In a written statement, the longest-serving senator said while she has made “significant progress” in her recovery, she continues to experience “some side effects” from her bout with shingles.
Feinstein was hospitalized with shingles in early March. After her release from a San Francisco hospital, she was sent home to recover while undergoing treatment. Last month, Feinstein notified Senate Majority Leader Chuck Schumer that she was extending her leave of absence from the Senate and asked that a temporary replacement be chosen to take her place on the Senate Judiciary Committee.
However, when Republicans blocked the move to temporarily replace Feinstein, Congressional Democrats began to call for her resignation, citing her extended absence along with her advanced age and cognitive problems as reasons for the California senator to gracefully exit now rather than simply retire in January 2025.
There have been multiple reports in recent years about her colleagues’ concerns about the 89-year-old Feinstein’s mental confusion.
In an excerpt from the new book “The Big Break: The Gamblers, Party Animals, and True Believers Trying to Win in Washington While America Loses Its Mind,” published in Politico, Washington Post reporter Ben Terris includes an anecdote about highlighting one example of Feinstein’s confusion after the 2021 Senate run-off election in Georgia.
According to Terris, Senator Feinstein inadvertently congratulated South Carolina Republican Senator Tim Scott for his victory in the run-off election in Georgia assuming that Scott was Georgia Senator Raphael Warnock.

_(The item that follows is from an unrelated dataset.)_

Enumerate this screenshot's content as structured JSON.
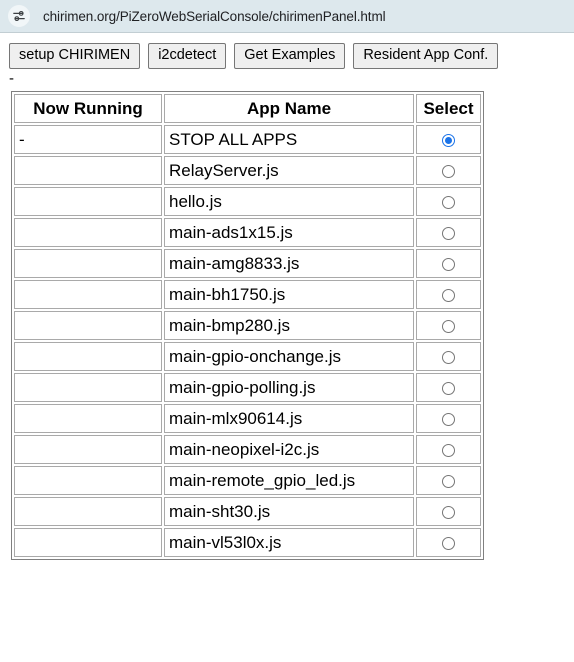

Feinstein’s prolonged absence left the Democrats with an even slimmer 50-49 majority and tied up some of President Biden’s judicial nominees in the Judiciary Committee.